dition of "The Star Spangled Banner,''
in whiii'hi the atulience joiwd wit i the
...... . . wa n, state superin
tendent of (cdue:tioi, (eliverd his
;ecourl acddre :: of thll conltvention, out
ninu, the financeial needs: of the
'hools of the tat.:' lie trged the
ltenher: of the stat( to co-operate in
Ile effort to seire (thn finds ahso
hutely r:::entiall to the upi idinL of
hc school systemn of the tatu.
Dr,. Jf. L2. M.1 , ;un(r intendlent of
city iiscools of (reenville, p;'oke
of the wrorl; of the school siiittrvisor.
:Ind dliscutssedl the supervisors' r-ela
otnsihip i to the teaeher and to the pi
aiis. Just as a poor teacher retards the
progress of the bright pupil so the
poor supervisor affeets the teachers
who labor uinder him. The (luty of the
supervisor, the speakeor declared, is
to assist the teachers, to measur e the
iro ress of both teachers and Ipiils
and to keep ia sympathetic finger upon
it' pulse of all connected with the
liss I'ssie Tiller of the ('olumbia

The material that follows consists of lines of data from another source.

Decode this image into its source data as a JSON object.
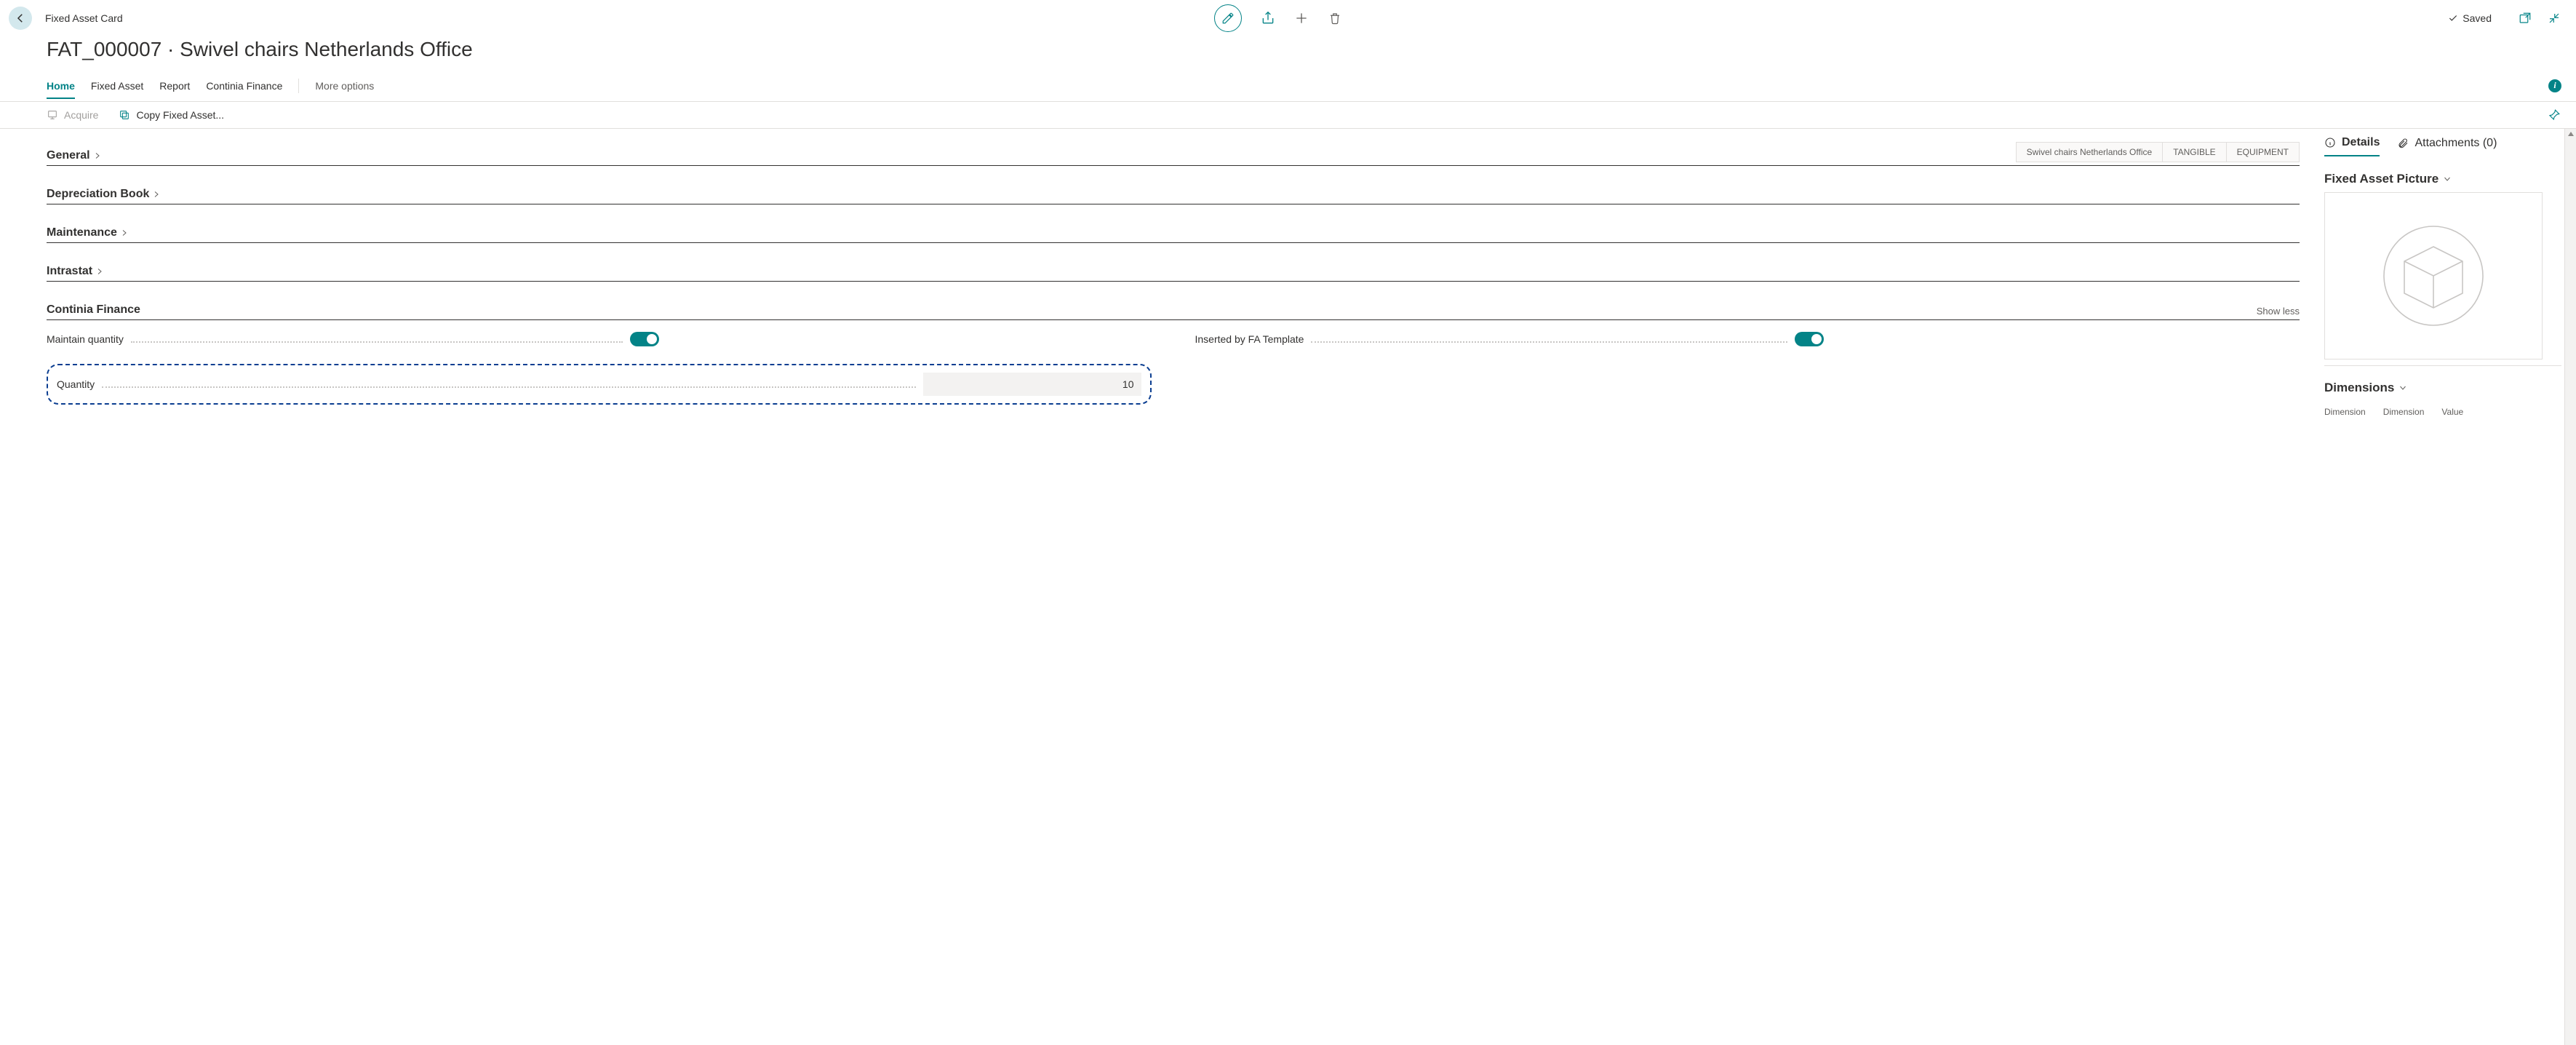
{
  "header": {
    "card_type": "Fixed Asset Card",
    "title": "FAT_000007 · Swivel chairs Netherlands Office",
    "saved_label": "Saved"
  },
  "tabs": {
    "home": "Home",
    "fixed_asset": "Fixed Asset",
    "report": "Report",
    "continia": "Continia Finance",
    "more": "More options"
  },
  "secondary": {
    "acquire": "Acquire",
    "copy": "Copy Fixed Asset..."
  },
  "fasttabs": {
    "general": {
      "title": "General",
      "summary": [
        "Swivel chairs Netherlands Office",
        "TANGIBLE",
        "EQUIPMENT"
      ]
    },
    "depreciation": {
      "title": "Depreciation Book"
    },
    "maintenance": {
      "title": "Maintenance"
    },
    "intrastat": {
      "title": "Intrastat"
    },
    "continia": {
      "title": "Continia Finance",
      "show_less": "Show less",
      "maintain_qty_label": "Maintain quantity",
      "maintain_qty_on": true,
      "quantity_label": "Quantity",
      "quantity_value": "10",
      "inserted_label": "Inserted by FA Template",
      "inserted_on": true
    }
  },
  "factbox": {
    "details_label": "Details",
    "attachments_label": "Attachments (0)",
    "picture_title": "Fixed Asset Picture",
    "dimensions_title": "Dimensions",
    "dim_cols": [
      "Dimension",
      "Dimension",
      "Value"
    ]
  }
}
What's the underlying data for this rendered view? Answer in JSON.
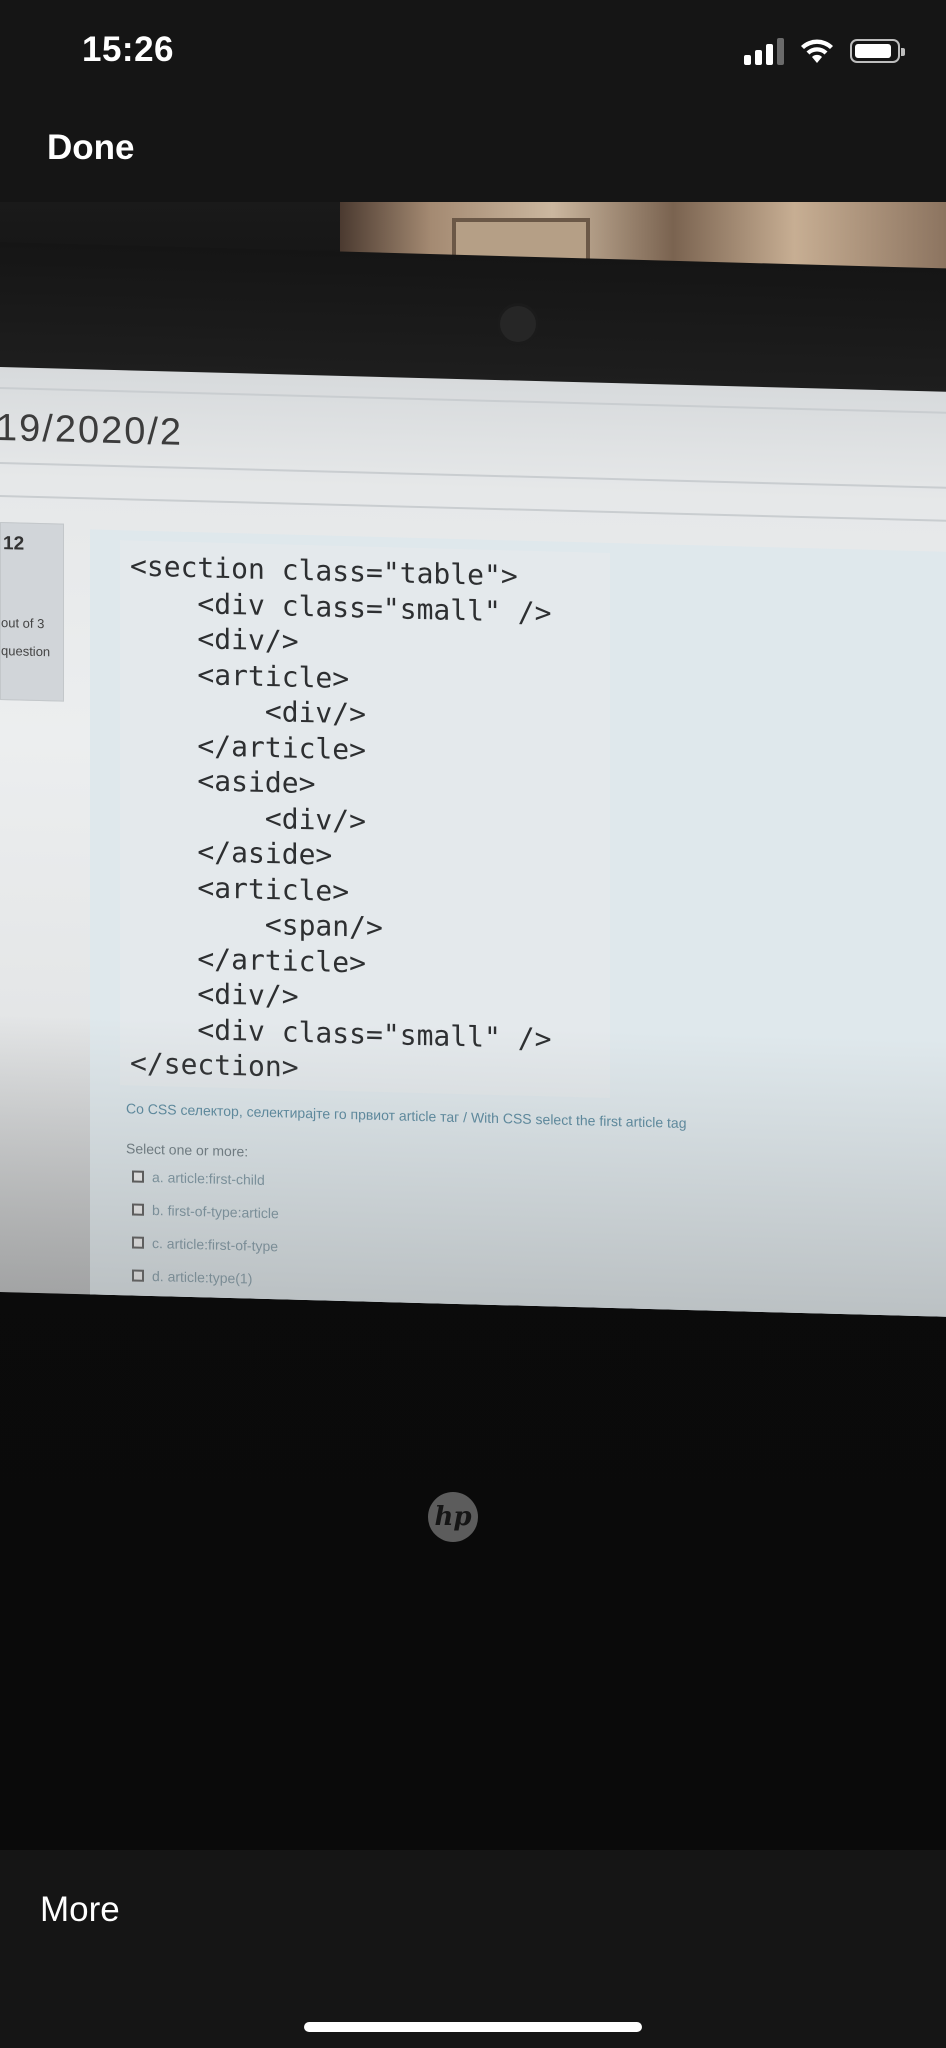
{
  "status_bar": {
    "time": "15:26",
    "icons": [
      "cellular-signal-icon",
      "wifi-icon",
      "battery-icon"
    ]
  },
  "nav": {
    "done_label": "Done"
  },
  "photo": {
    "page_heading": "19/2020/2",
    "question_info": {
      "number": "12",
      "marks": "out of 3",
      "flag": "question"
    },
    "code_lines": [
      "<section class=\"table\">",
      "    <div class=\"small\" />",
      "    <div/>",
      "    <article>",
      "        <div/>",
      "    </article>",
      "    <aside>",
      "        <div/>",
      "    </aside>",
      "    <article>",
      "        <span/>",
      "    </article>",
      "    <div/>",
      "    <div class=\"small\" />",
      "</section>"
    ],
    "question_text": "Со CSS селектор, селектирајте го првиот article таг / With CSS select the first article tag",
    "select_label": "Select one or more:",
    "options": [
      "a. article:first-child",
      "b. first-of-type:article",
      "c. article:first-of-type",
      "d. article:type(1)"
    ],
    "laptop_logo": "hp"
  },
  "bottom_bar": {
    "more_label": "More"
  }
}
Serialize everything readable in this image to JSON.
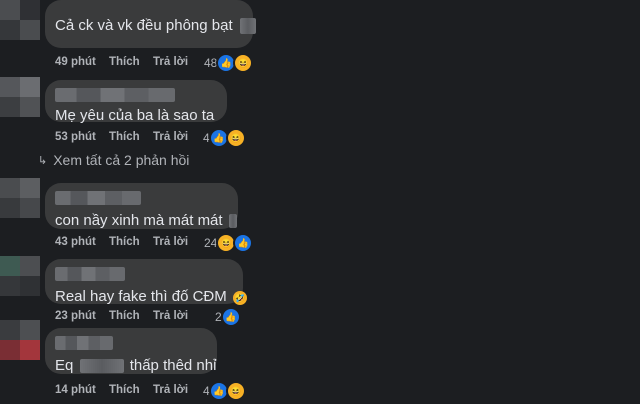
{
  "comments": [
    {
      "text": "Cả ck và vk đều phông bạt",
      "time": "49 phút",
      "like": "Thích",
      "reply": "Trả lời",
      "reaction_count": "48"
    },
    {
      "text": "Mẹ yêu của ba là sao ta",
      "time": "53 phút",
      "like": "Thích",
      "reply": "Trả lời",
      "reaction_count": "4"
    },
    {
      "text": "con nầy xinh mà mát mát",
      "time": "43 phút",
      "like": "Thích",
      "reply": "Trả lời",
      "reaction_count": "24"
    },
    {
      "text": "Real hay fake thì đố CĐM",
      "time": "23 phút",
      "like": "Thích",
      "reply": "Trả lời",
      "reaction_count": "2"
    },
    {
      "text_prefix": "Eq",
      "text_suffix": "thấp thêd nhỉ",
      "time": "14 phút",
      "like": "Thích",
      "reply": "Trả lời",
      "reaction_count": "4"
    }
  ],
  "view_replies": "Xem tất cả 2 phản hồi",
  "icons": {
    "like": "like-icon",
    "haha": "haha-icon",
    "reply_arrow": "reply-arrow-icon"
  },
  "colors": {
    "background": "#1c1e21",
    "bubble": "#3a3b3c",
    "like_blue": "#1b74e4",
    "haha_yellow": "#f7b125"
  }
}
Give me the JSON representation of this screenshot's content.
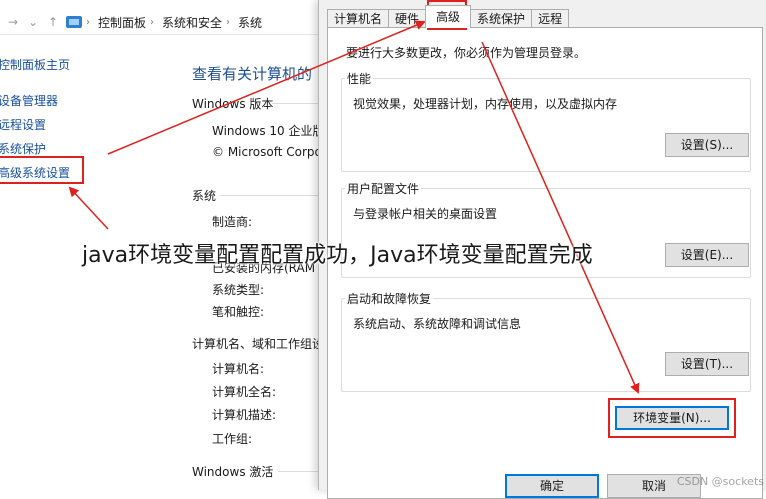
{
  "control_panel": {
    "breadcrumb": [
      "控制面板",
      "系统和安全",
      "系统"
    ],
    "left_links": [
      "控制面板主页",
      "设备管理器",
      "远程设置",
      "系统保护",
      "高级系统设置"
    ],
    "page_title": "查看有关计算机的",
    "windows_edition": {
      "heading": "Windows 版本",
      "lines": [
        "Windows 10 企业版",
        "© Microsoft Corpo"
      ]
    },
    "system": {
      "heading": "系统",
      "rows": [
        "制造商:",
        "已安装的内存(RAM",
        "系统类型:",
        "笔和触控:"
      ]
    },
    "computer_name": {
      "heading": "计算机名、域和工作组设",
      "rows": [
        "计算机名:",
        "计算机全名:",
        "计算机描述:",
        "工作组:"
      ]
    },
    "activation_heading": "Windows 激活"
  },
  "dialog": {
    "tabs": [
      "计算机名",
      "硬件",
      "高级",
      "系统保护",
      "远程"
    ],
    "notice": "要进行大多数更改，你必须作为管理员登录。",
    "performance": {
      "title": "性能",
      "desc": "视觉效果，处理器计划，内存使用，以及虚拟内存",
      "button": "设置(S)..."
    },
    "user_profiles": {
      "title": "用户配置文件",
      "desc": "与登录帐户相关的桌面设置",
      "button": "设置(E)..."
    },
    "startup_recovery": {
      "title": "启动和故障恢复",
      "desc": "系统启动、系统故障和调试信息",
      "button": "设置(T)..."
    },
    "env_button": "环境变量(N)...",
    "ok_button": "确定",
    "cancel_button": "取消"
  },
  "overlay_caption": "java环境变量配置配置成功，Java环境变量配置完成",
  "watermark": "CSDN @sockets"
}
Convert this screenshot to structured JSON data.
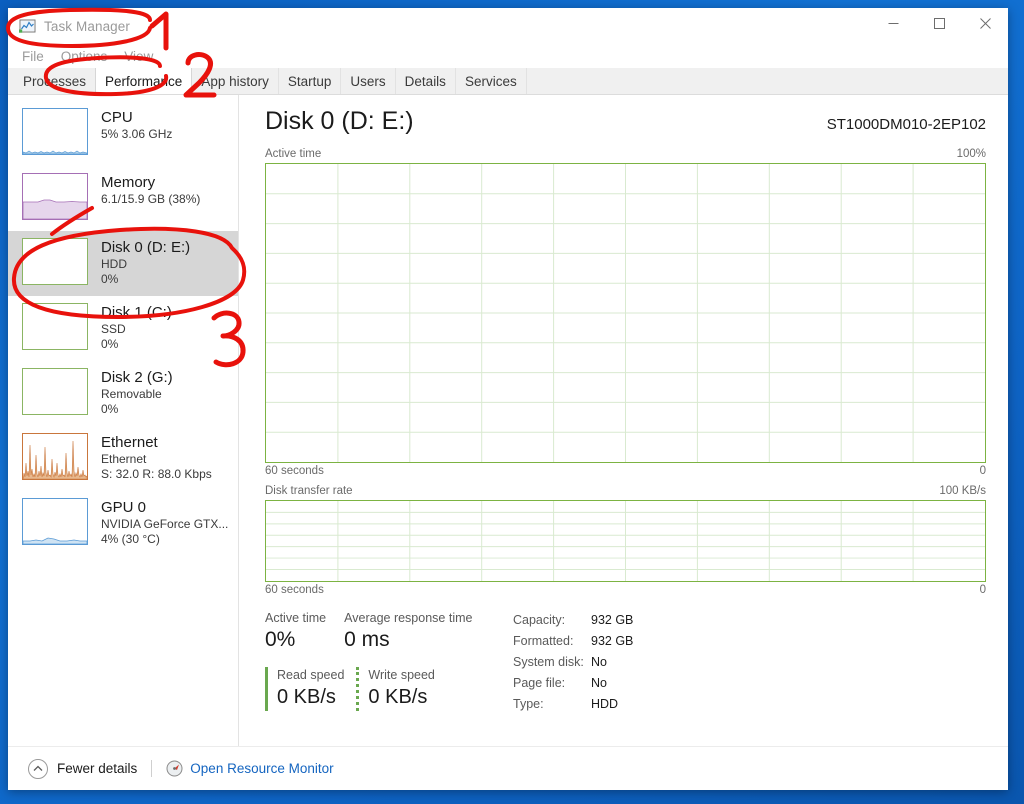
{
  "window": {
    "title": "Task Manager",
    "app_icon": "task-manager-icon",
    "controls": {
      "minimize": "minimize-icon",
      "maximize": "maximize-icon",
      "close": "close-icon"
    }
  },
  "menu": {
    "items": [
      {
        "label": "File"
      },
      {
        "label": "Options"
      },
      {
        "label": "View"
      }
    ]
  },
  "tabs": [
    {
      "label": "Processes",
      "active": false
    },
    {
      "label": "Performance",
      "active": true
    },
    {
      "label": "App history",
      "active": false
    },
    {
      "label": "Startup",
      "active": false
    },
    {
      "label": "Users",
      "active": false
    },
    {
      "label": "Details",
      "active": false
    },
    {
      "label": "Services",
      "active": false
    }
  ],
  "sidebar": {
    "items": [
      {
        "name": "CPU",
        "sub": "5%  3.06 GHz",
        "value": "",
        "color": "#4a90c4",
        "selected": false
      },
      {
        "name": "Memory",
        "sub": "6.1/15.9 GB (38%)",
        "value": "",
        "color": "#a56fb5",
        "selected": false
      },
      {
        "name": "Disk 0 (D: E:)",
        "sub": "HDD",
        "value": "0%",
        "color": "#8bb563",
        "selected": true
      },
      {
        "name": "Disk 1 (C:)",
        "sub": "SSD",
        "value": "0%",
        "color": "#8bb563",
        "selected": false
      },
      {
        "name": "Disk 2 (G:)",
        "sub": "Removable",
        "value": "0%",
        "color": "#8bb563",
        "selected": false
      },
      {
        "name": "Ethernet",
        "sub": "Ethernet",
        "value": "S: 32.0 R: 88.0 Kbps",
        "color": "#c9763c",
        "selected": false
      },
      {
        "name": "GPU 0",
        "sub": "NVIDIA GeForce GTX...",
        "value": "4%  (30 °C)",
        "color": "#5b9bd5",
        "selected": false
      }
    ]
  },
  "main": {
    "title": "Disk 0 (D: E:)",
    "model": "ST1000DM010-2EP102",
    "graph_active": {
      "label": "Active time",
      "max_label": "100%",
      "time_label": "60 seconds",
      "min_label": "0"
    },
    "graph_rate": {
      "label": "Disk transfer rate",
      "max_label": "100 KB/s",
      "time_label": "60 seconds",
      "min_label": "0"
    },
    "stats": {
      "active_time": {
        "caption": "Active time",
        "value": "0%"
      },
      "avg_response": {
        "caption": "Average response time",
        "value": "0 ms"
      },
      "read_speed": {
        "caption": "Read speed",
        "value": "0 KB/s"
      },
      "write_speed": {
        "caption": "Write speed",
        "value": "0 KB/s"
      }
    },
    "properties": [
      {
        "key": "Capacity:",
        "value": "932 GB"
      },
      {
        "key": "Formatted:",
        "value": "932 GB"
      },
      {
        "key": "System disk:",
        "value": "No"
      },
      {
        "key": "Page file:",
        "value": "No"
      },
      {
        "key": "Type:",
        "value": "HDD"
      }
    ]
  },
  "statusbar": {
    "fewer_details": "Fewer details",
    "fewer_details_icon": "chevron-up-circle-icon",
    "resource_monitor": "Open Resource Monitor",
    "resource_monitor_icon": "resource-monitor-icon"
  },
  "annotations": {
    "color": "#e8120c",
    "marks": [
      {
        "label": "1",
        "target": "title-bar"
      },
      {
        "label": "2",
        "target": "performance-tab"
      },
      {
        "label": "3",
        "target": "disk-0-sidebar-item"
      }
    ]
  },
  "chart_data": [
    {
      "type": "line",
      "title": "Active time",
      "ylabel": "",
      "xlabel": "60 seconds",
      "ylim": [
        0,
        100
      ],
      "y_max_label": "100%",
      "y_min_label": "0",
      "grid": true,
      "series": [
        {
          "name": "Active time",
          "values": [
            0,
            0,
            0,
            0,
            0,
            0,
            0,
            0,
            0,
            0,
            0,
            0,
            0,
            0,
            0,
            0,
            0,
            0,
            0,
            0,
            0,
            0,
            0,
            0,
            0,
            0,
            0,
            0,
            0,
            0,
            0,
            0,
            0,
            0,
            0,
            0,
            0,
            0,
            0,
            0,
            0,
            0,
            0,
            0,
            0,
            0,
            0,
            0,
            0,
            0,
            0,
            0,
            0,
            0,
            0,
            0,
            0,
            0,
            0,
            0
          ]
        }
      ]
    },
    {
      "type": "line",
      "title": "Disk transfer rate",
      "ylabel": "",
      "xlabel": "60 seconds",
      "ylim": [
        0,
        100
      ],
      "y_max_label": "100 KB/s",
      "y_min_label": "0",
      "grid": true,
      "series": [
        {
          "name": "Disk transfer rate",
          "values": [
            0,
            0,
            0,
            0,
            0,
            0,
            0,
            0,
            0,
            0,
            0,
            0,
            0,
            0,
            0,
            0,
            0,
            0,
            0,
            0,
            0,
            0,
            0,
            0,
            0,
            0,
            0,
            0,
            0,
            0,
            0,
            0,
            0,
            0,
            0,
            0,
            0,
            0,
            0,
            0,
            0,
            0,
            0,
            0,
            0,
            0,
            0,
            0,
            0,
            0,
            0,
            0,
            0,
            0,
            0,
            0,
            0,
            0,
            0,
            0
          ]
        }
      ]
    }
  ]
}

cityv schools diussed th 1le Position of
lie su peri visor' aniid utrged that the
tenleers co-operate in ani undierstandl
Iing mann ier w ith the supcervisors,
L-- 8. 1Iitwkins oif the federal voca
I onal bioardl deliv'eredl ani '( tloiuen
iileai for more thorouigh sup lervision in
the0 ii' rua schools. d ieclai rig thait the
back to the farm m)ov'ement can never
ga in its desire mo(lnnien tumi unil ess the
ruiral schls ar' imProved. The pieo
pie who arie wanted'( most- in the rur'al
diistricts are pcolie who appreciate
tile need( of goodl schools, and only
throu01gh proper' sutpervislon can thiis
object be a tta ined. he asserted.
("ouri Next Week
T'he special term of the court of
comnmon pleas for this couinty recent
1' ordie redl by the governor I, will con
vene Mondcay morn lug. Judge IErnest
M\oo re, of I laancasteOr, will priesidle.
T he court calendar Is a. fairly heavy
oneu anid it is likdly that the term~ will
last throtughouit the tweek.
Cotton Stronger Y'esterday.
The COtton market showed dlecidled
strength yesterday following stronger
cables from Iiverpooh which wvas said
to be more active than In many tweeks.
IFutumres advanced around 75 points
from the lw level of the day before.
Meeting of UI. D. C.
TPhe 3. B3. Kershaw chapter, U. '1, C.,
will meet Monday afternoon, I~ecem..
ber 6th, at 4 o'clock with M~iss Willie